*To do:*
Word for word, restate the entries below, but exclude the images.

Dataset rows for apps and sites
□ □ □ □ □ □ □

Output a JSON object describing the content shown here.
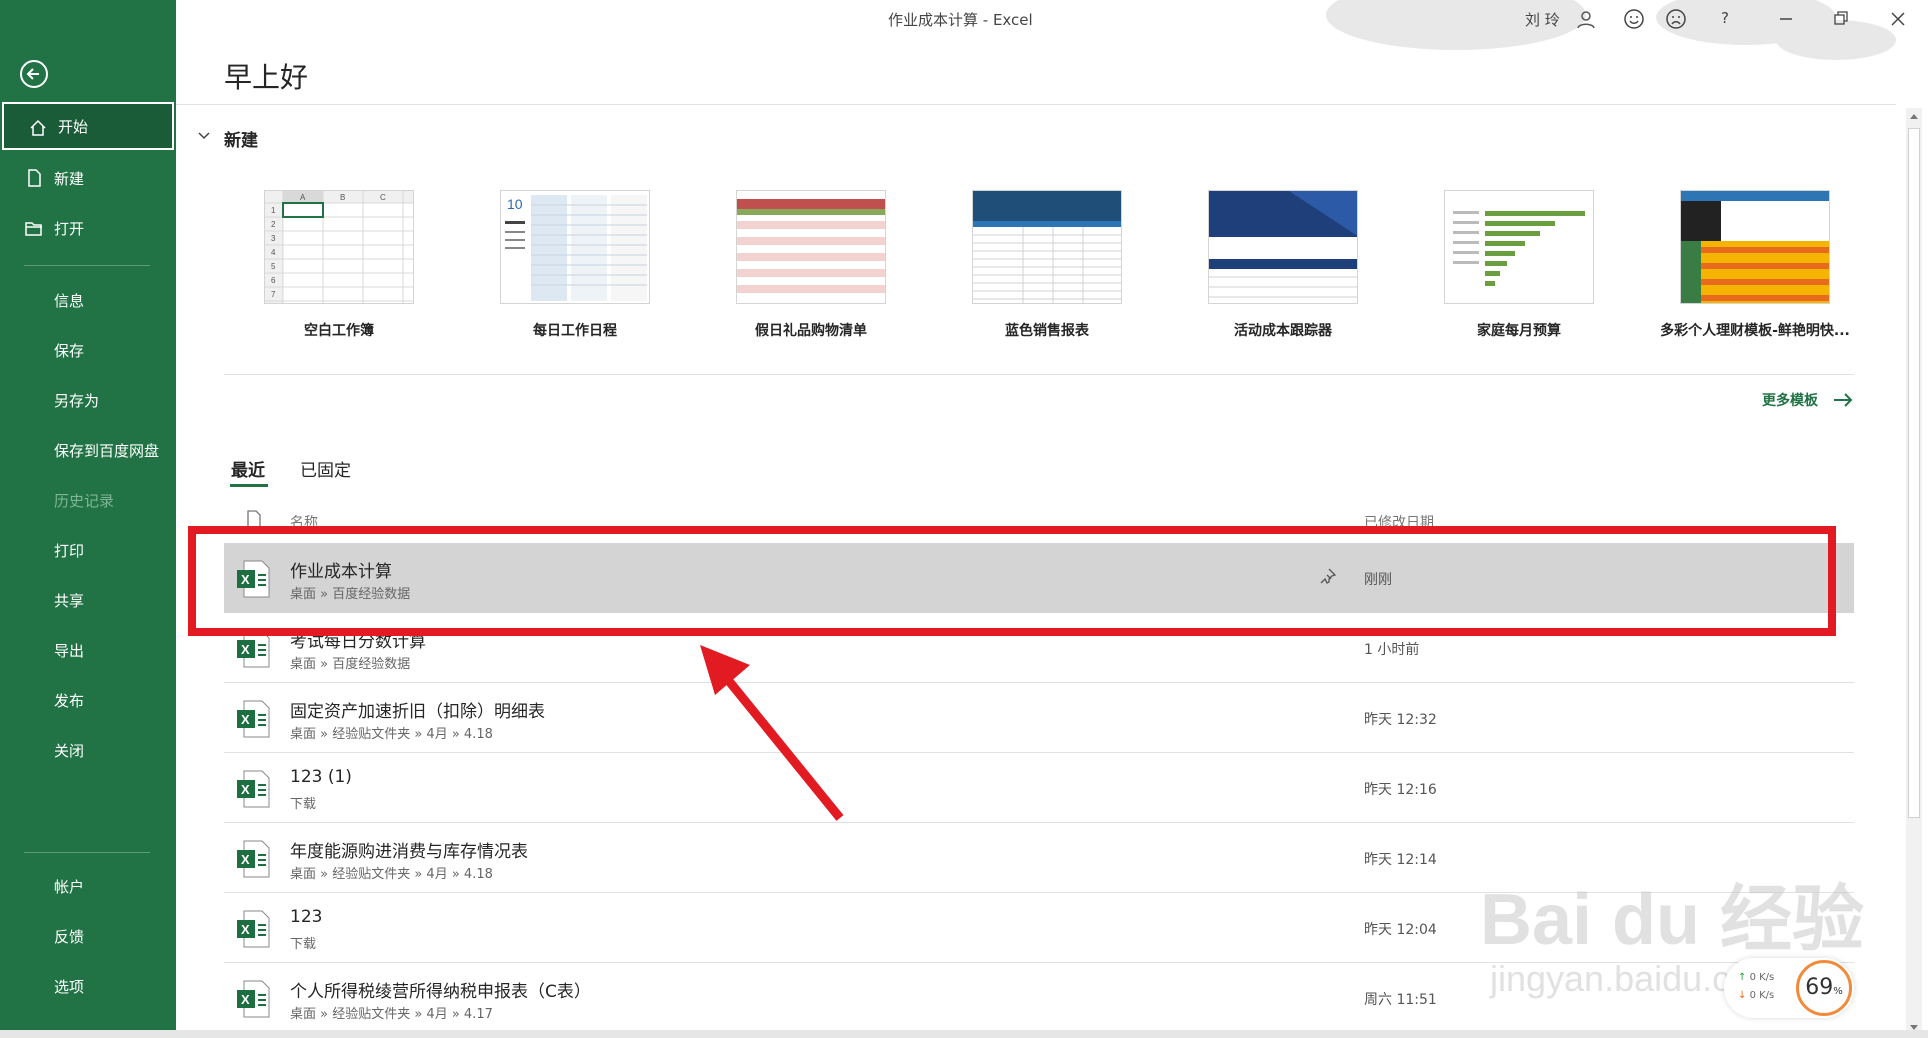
{
  "window": {
    "title": "作业成本计算  -  Excel",
    "user": "刘 玲"
  },
  "sidebar": {
    "items": [
      {
        "label": "开始"
      },
      {
        "label": "新建"
      },
      {
        "label": "打开"
      },
      {
        "label": "信息"
      },
      {
        "label": "保存"
      },
      {
        "label": "另存为"
      },
      {
        "label": "保存到百度网盘"
      },
      {
        "label": "历史记录"
      },
      {
        "label": "打印"
      },
      {
        "label": "共享"
      },
      {
        "label": "导出"
      },
      {
        "label": "发布"
      },
      {
        "label": "关闭"
      },
      {
        "label": "帐户"
      },
      {
        "label": "反馈"
      },
      {
        "label": "选项"
      }
    ]
  },
  "main": {
    "greeting": "早上好",
    "new_section": "新建",
    "templates": [
      {
        "label": "空白工作簿"
      },
      {
        "label": "每日工作日程"
      },
      {
        "label": "假日礼品购物清单"
      },
      {
        "label": "蓝色销售报表"
      },
      {
        "label": "活动成本跟踪器"
      },
      {
        "label": "家庭每月预算"
      },
      {
        "label": "多彩个人理财模板-鲜艳明快..."
      }
    ],
    "more_templates": "更多模板",
    "tabs": [
      {
        "label": "最近"
      },
      {
        "label": "已固定"
      }
    ],
    "columns": {
      "name": "名称",
      "modified": "已修改日期"
    },
    "files": [
      {
        "name": "作业成本计算",
        "path": "桌面 » 百度经验数据",
        "date": "刚刚"
      },
      {
        "name": "考试每日分数计算",
        "path": "桌面 » 百度经验数据",
        "date": "1 小时前"
      },
      {
        "name": "固定资产加速折旧（扣除）明细表",
        "path": "桌面 » 经验贴文件夹 » 4月 » 4.18",
        "date": "昨天 12:32"
      },
      {
        "name": "123 (1)",
        "path": "下载",
        "date": "昨天 12:16"
      },
      {
        "name": "年度能源购进消费与库存情况表",
        "path": "桌面 » 经验贴文件夹 » 4月 » 4.18",
        "date": "昨天 12:14"
      },
      {
        "name": "123",
        "path": "下载",
        "date": "昨天 12:04"
      },
      {
        "name": "个人所得税绫营所得纳税申报表（C表）",
        "path": "桌面 » 经验贴文件夹 » 4月 » 4.17",
        "date": "周六 11:51"
      }
    ]
  },
  "watermark": {
    "text": "Bai du 经验",
    "url": "jingyan.baidu.com"
  },
  "speed_widget": {
    "up": "0  K/s",
    "down": "0  K/s",
    "percent": "69",
    "unit": "%"
  },
  "colors": {
    "brand": "#217346",
    "highlight": "#e21a22",
    "selected_row": "#d4d4d4"
  }
}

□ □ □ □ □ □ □

*Solution to the exercise:*
Output a JSON object describing the content shown here.
{
  "window": {
    "title": "作业成本计算  -  Excel",
    "user": "刘 玲"
  },
  "sidebar": {
    "items": [
      {
        "label": "开始"
      },
      {
        "label": "新建"
      },
      {
        "label": "打开"
      },
      {
        "label": "信息"
      },
      {
        "label": "保存"
      },
      {
        "label": "另存为"
      },
      {
        "label": "保存到百度网盘"
      },
      {
        "label": "历史记录"
      },
      {
        "label": "打印"
      },
      {
        "label": "共享"
      },
      {
        "label": "导出"
      },
      {
        "label": "发布"
      },
      {
        "label": "关闭"
      },
      {
        "label": "帐户"
      },
      {
        "label": "反馈"
      },
      {
        "label": "选项"
      }
    ]
  },
  "main": {
    "greeting": "早上好",
    "new_section": "新建",
    "templates": [
      {
        "label": "空白工作簿"
      },
      {
        "label": "每日工作日程"
      },
      {
        "label": "假日礼品购物清单"
      },
      {
        "label": "蓝色销售报表"
      },
      {
        "label": "活动成本跟踪器"
      },
      {
        "label": "家庭每月预算"
      },
      {
        "label": "多彩个人理财模板-鲜艳明快..."
      }
    ],
    "more_templates": "更多模板",
    "tabs": [
      {
        "label": "最近"
      },
      {
        "label": "已固定"
      }
    ],
    "columns": {
      "name": "名称",
      "modified": "已修改日期"
    },
    "files": [
      {
        "name": "作业成本计算",
        "path": "桌面 » 百度经验数据",
        "date": "刚刚"
      },
      {
        "name": "考试每日分数计算",
        "path": "桌面 » 百度经验数据",
        "date": "1 小时前"
      },
      {
        "name": "固定资产加速折旧（扣除）明细表",
        "path": "桌面 » 经验贴文件夹 » 4月 » 4.18",
        "date": "昨天 12:32"
      },
      {
        "name": "123 (1)",
        "path": "下载",
        "date": "昨天 12:16"
      },
      {
        "name": "年度能源购进消费与库存情况表",
        "path": "桌面 » 经验贴文件夹 » 4月 » 4.18",
        "date": "昨天 12:14"
      },
      {
        "name": "123",
        "path": "下载",
        "date": "昨天 12:04"
      },
      {
        "name": "个人所得税绫营所得纳税申报表（C表）",
        "path": "桌面 » 经验贴文件夹 » 4月 » 4.17",
        "date": "周六 11:51"
      }
    ]
  },
  "watermark": {
    "text": "Bai du 经验",
    "url": "jingyan.baidu.com"
  },
  "speed_widget": {
    "up": "0  K/s",
    "down": "0  K/s",
    "percent": "69",
    "unit": "%"
  },
  "colors": {
    "brand": "#217346",
    "highlight": "#e21a22",
    "selected_row": "#d4d4d4"
  }
}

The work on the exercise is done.